free roaming wild horses in Nevada photo/Carrol Abel
Bureau of Land Management's (BLM) California, Oregon and Nevada District Offices along with U.S. Fish and Wildlife are in the conceptual stages of creating a two million acre management complex for wild horses in Southeast Oregon, Northeast California, Northwest Nevada and the Sheldon National Wildlife Refuge also in Northeast Nevada. The concept involves a management shift from individual Herd Management Areas ( HMA's) and smaller HMA complexes to an aggregate of HMA's called the Tri-State Complex.
BLM's Winnemucca District Office manager, Gene Seidlitz says, " We're just in the initial discussion stages of developing that sort of strategy of treating all of those areas as one big complex based on what we've been finding recently which is a significant amount of movement between HMA's and outside HMA's into other areas."
As District Office Manager, Seidlitz oversees Nevada's Calico Complex, recently under scrutiny for the highly controversial roundup of almost two thousand wild horses. " BLM somewhat has always had a tendency to look at individual HMA's on an individual basis... we just looked at those imaginary boundaries and thought that's how these horses were to be managed." Seidlitz explained that they learned from the last two roundups in the Calico and are carrying that knowledge forward for more effective management. "Odd as it may seem" said Seidlitz, " we're constantly learning something and adjusting based on that knowledge and expertise."
Appropriate Management Level ( AML)
Wild horse advocates and animal welfare groups have long been at odds with BLM's determination of AML for wild horses and burros. Many existing HMA's have levels far below what is needed for genetic viability and the ratio of cattle to horses has been quoted as 200:1. Combining HMA's into small complexes has been known to result in a loss of acreage for wild horses and the lowering of AML. The Ely District recently zeroed out several HMA's during such a process.
"Within Winnemucca right now, all our HMA's are managed with an AML which means horses are present... none of those HMA's right now have plans internally with the BLM or externally with the horse groups or the general public to be zeroed out. " Seidlitz assured. As to AML's in general, he stated, " I think another thing that we need to do, not only in this district and State but in other States, is to reassess what that true AML of that complex really is. Obviously that assessment is going to be a very detailed analysis of data from the rangeland including forage, habitat, water, etc. to arrive at an AML for the complex. With no pun intended, when you actually manage theses as a complex, it literally becomes complex.

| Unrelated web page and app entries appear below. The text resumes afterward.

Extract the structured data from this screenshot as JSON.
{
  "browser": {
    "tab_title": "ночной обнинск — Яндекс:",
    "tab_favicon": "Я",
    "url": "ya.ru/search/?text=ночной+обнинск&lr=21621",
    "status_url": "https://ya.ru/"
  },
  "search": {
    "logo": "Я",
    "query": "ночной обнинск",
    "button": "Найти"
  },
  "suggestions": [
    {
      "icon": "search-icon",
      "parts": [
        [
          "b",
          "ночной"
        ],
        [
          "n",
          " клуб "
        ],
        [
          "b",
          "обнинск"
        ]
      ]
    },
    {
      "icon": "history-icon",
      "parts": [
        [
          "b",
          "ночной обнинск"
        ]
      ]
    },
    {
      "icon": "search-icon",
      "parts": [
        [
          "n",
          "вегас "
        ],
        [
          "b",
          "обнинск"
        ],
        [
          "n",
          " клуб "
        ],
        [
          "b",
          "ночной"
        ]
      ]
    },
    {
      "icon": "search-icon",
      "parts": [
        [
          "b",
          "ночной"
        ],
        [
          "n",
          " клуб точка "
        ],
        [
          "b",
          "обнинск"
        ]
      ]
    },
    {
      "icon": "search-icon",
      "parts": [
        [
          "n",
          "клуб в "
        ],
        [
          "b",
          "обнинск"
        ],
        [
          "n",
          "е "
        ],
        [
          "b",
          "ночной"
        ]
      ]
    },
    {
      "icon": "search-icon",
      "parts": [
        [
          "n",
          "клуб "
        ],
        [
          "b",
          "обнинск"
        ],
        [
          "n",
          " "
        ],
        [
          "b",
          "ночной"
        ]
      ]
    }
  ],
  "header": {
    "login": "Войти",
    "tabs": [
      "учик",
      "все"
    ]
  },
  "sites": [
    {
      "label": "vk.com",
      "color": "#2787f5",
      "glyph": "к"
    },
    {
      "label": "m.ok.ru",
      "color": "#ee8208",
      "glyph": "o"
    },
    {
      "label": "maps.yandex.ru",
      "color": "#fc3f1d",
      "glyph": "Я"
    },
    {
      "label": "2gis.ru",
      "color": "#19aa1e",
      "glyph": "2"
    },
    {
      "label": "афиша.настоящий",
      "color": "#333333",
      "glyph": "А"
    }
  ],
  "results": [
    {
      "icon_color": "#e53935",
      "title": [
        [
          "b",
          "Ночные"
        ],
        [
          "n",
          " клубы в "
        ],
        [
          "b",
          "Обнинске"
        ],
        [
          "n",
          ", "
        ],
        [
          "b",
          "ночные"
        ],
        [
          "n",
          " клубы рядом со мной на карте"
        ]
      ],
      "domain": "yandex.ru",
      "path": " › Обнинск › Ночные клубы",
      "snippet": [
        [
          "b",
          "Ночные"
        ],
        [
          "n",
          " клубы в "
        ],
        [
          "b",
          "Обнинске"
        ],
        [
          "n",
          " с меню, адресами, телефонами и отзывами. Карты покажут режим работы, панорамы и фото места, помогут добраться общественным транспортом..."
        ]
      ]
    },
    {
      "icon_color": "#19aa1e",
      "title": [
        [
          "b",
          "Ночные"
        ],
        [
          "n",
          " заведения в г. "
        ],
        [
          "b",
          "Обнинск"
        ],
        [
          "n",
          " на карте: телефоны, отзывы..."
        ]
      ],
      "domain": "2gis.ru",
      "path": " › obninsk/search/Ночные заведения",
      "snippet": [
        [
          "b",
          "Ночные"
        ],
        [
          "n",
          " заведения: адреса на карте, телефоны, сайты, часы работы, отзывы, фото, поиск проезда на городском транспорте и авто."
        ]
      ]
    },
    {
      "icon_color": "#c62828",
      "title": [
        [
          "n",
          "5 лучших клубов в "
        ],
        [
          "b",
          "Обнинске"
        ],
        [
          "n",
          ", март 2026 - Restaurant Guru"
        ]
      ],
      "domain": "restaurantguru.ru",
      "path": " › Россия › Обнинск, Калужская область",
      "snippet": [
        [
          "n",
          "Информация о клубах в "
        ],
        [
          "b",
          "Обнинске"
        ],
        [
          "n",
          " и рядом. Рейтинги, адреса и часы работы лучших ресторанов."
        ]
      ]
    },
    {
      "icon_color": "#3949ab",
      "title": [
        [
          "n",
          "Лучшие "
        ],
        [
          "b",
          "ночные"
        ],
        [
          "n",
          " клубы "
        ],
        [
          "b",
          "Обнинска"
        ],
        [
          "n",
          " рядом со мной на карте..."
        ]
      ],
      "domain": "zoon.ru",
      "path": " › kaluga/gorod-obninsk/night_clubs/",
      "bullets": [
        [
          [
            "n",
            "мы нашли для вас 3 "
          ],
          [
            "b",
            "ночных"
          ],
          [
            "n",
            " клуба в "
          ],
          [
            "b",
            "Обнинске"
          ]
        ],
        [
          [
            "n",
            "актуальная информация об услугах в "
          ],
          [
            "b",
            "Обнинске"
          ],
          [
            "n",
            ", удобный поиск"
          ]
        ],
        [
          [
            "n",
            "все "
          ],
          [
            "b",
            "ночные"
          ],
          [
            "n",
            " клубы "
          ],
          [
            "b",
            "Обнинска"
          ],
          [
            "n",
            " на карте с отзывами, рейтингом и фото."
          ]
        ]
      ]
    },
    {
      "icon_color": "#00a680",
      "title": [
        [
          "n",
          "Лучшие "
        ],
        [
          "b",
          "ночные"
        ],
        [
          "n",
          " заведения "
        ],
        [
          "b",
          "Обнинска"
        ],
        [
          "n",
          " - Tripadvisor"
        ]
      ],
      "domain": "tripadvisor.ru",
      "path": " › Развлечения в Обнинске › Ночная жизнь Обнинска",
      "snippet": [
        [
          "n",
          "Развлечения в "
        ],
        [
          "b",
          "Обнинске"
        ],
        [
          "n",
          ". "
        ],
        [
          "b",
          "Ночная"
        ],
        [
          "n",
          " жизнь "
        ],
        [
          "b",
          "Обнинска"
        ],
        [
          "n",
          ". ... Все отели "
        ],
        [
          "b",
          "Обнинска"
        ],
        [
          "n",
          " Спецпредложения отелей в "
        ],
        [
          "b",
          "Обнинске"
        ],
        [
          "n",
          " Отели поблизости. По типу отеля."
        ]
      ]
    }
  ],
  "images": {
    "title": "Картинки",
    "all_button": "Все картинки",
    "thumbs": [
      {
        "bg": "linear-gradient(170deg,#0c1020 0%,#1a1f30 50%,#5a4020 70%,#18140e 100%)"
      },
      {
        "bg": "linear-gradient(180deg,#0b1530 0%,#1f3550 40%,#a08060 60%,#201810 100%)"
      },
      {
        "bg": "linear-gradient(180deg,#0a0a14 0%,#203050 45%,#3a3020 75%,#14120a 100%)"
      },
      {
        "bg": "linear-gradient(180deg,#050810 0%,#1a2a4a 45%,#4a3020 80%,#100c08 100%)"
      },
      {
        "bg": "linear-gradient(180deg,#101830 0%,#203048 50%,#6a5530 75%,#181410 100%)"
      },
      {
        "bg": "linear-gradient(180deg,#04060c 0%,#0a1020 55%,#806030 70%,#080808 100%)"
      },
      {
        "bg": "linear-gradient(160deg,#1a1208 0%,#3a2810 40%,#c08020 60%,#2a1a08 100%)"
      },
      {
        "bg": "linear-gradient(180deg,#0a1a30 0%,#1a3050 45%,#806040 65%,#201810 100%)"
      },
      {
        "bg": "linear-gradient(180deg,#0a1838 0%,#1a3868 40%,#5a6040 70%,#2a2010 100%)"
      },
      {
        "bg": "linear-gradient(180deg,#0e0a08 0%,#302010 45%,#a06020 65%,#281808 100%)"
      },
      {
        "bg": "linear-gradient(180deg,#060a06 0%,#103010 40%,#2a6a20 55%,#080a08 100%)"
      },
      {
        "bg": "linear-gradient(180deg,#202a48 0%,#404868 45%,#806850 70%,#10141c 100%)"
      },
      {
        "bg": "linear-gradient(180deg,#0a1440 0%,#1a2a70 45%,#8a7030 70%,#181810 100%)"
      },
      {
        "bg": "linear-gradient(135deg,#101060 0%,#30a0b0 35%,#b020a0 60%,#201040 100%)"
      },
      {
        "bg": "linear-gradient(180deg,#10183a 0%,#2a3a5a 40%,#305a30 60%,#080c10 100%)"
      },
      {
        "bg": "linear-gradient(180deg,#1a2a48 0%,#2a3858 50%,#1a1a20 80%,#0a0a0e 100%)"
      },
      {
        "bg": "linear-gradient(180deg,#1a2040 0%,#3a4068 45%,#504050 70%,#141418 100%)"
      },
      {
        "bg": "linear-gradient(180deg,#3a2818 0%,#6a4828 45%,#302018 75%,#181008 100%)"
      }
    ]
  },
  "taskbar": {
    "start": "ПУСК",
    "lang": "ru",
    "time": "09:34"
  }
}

Voices involved in the process
"I think the key to success on any project of this conceptual magnitude" said Seidlitz, " is having not only the State office and the Washington office fully engaged but linking that in with the district and field offices who actually will be tasked with making it work on the ground level."

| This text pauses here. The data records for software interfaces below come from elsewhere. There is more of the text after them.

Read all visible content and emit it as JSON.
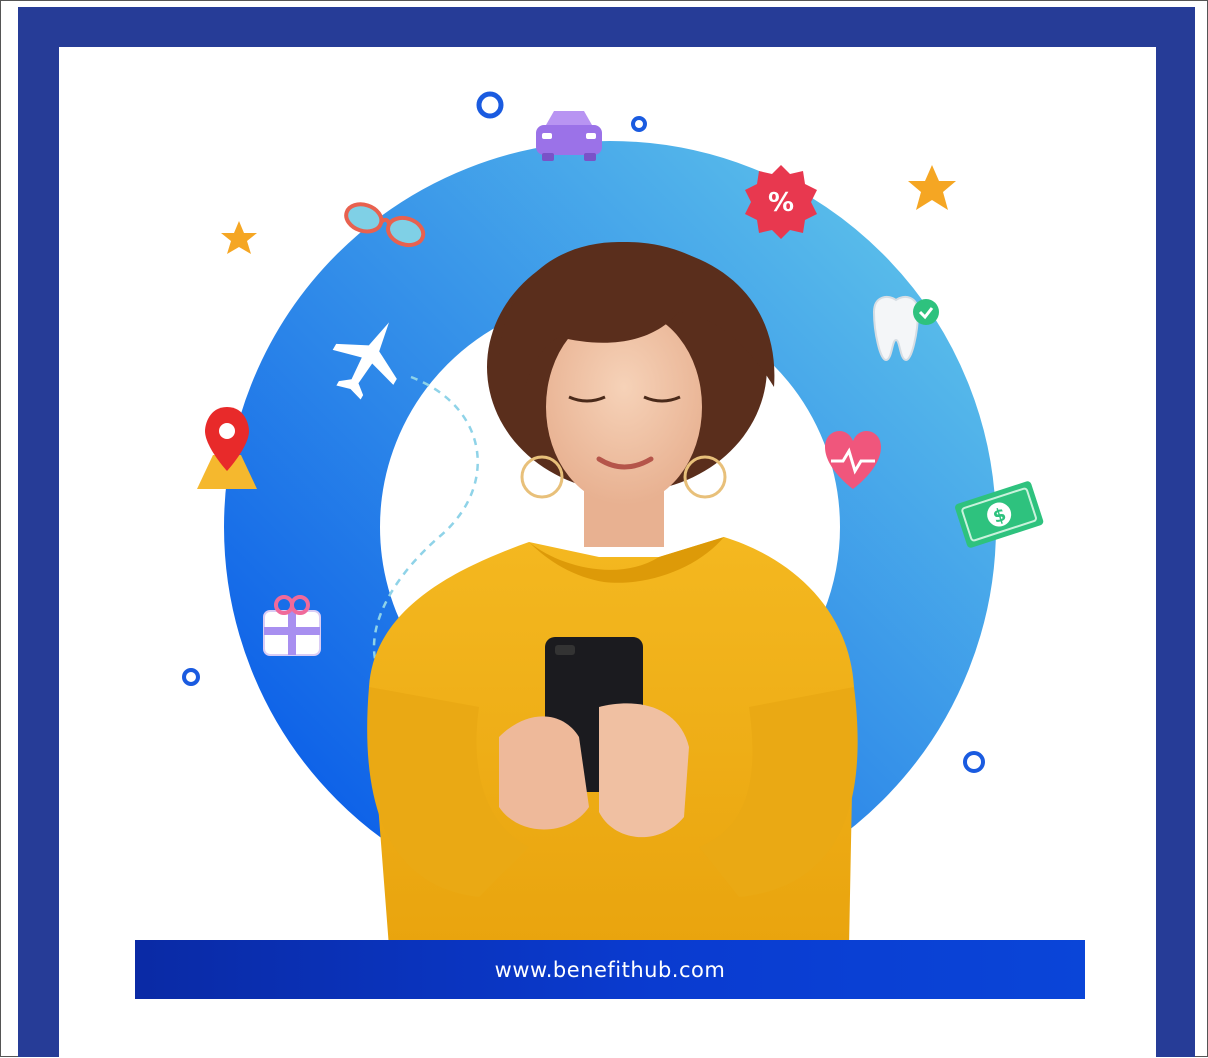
{
  "banner": {
    "url": "www.benefithub.com"
  },
  "icons": [
    "airplane-icon",
    "car-icon",
    "glasses-icon",
    "discount-badge-icon",
    "star-icon",
    "tooth-icon",
    "map-pin-icon",
    "heart-health-icon",
    "dollar-bill-icon",
    "gift-icon",
    "circle-dot-icon"
  ],
  "colors": {
    "frame": "#263c97",
    "ring_start": "#0a5de8",
    "ring_end": "#5cc0ea",
    "sweater": "#f2b21a",
    "banner": "#0a2aa5"
  }
}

The process would possibly include a Memorandum of Understanding ( MOU) between the various entities and input from Resource Advisory Committees ( RAC's) involved. " If this concept does become a reality, " said Seidlitz, " we're gonna have to have a very solid communication plan for it. This entails your interactive public, our stakeholders, our County, City and State governments. It won't be a hidden agenda is what I'm saying."
Though Environmental Assessment (EA) processes require that public comments be allowed and addressed, input from the general public could possibly be limited to comments made at regional RAC meetings because an EA is not required until action is actually taken on the ground. Seidlitz says, however, " You have a spectrum of people who truly support something and those who adversely oppose. I'm a firm believer in bringing folks together around the table and listen and learn from their concerns and find a middle ground."
Mega-complexes could be the wave of the future for BLM's Wild Horse and Burro Program
"Speaking just on behalf of Nevada," explains Seidlitz, "I think these complexes are going to be the future. Whether it's complexes out of the Ely District, the Elko District, the Winnemucca District or Nevada Mountain District. I think you're going to see more of these HMA's being treated as complexes based on the location of them and based on the similarities of movement, forage, water, etc."
NOTE: A collaborative population survey flight is planned for late spring or early summer of this year. The census area will include all but the Oregon acreage involved in the Tri-State Complex concept.
Could this twist in a management approach be a step needed to put BLM's Wild Horse and Burro Program on the right track? Should the concept become a reality, the proof will be in the pudding.
Look for reactions and questions from different factions concerned with wild horse and burro management in an upcoming article.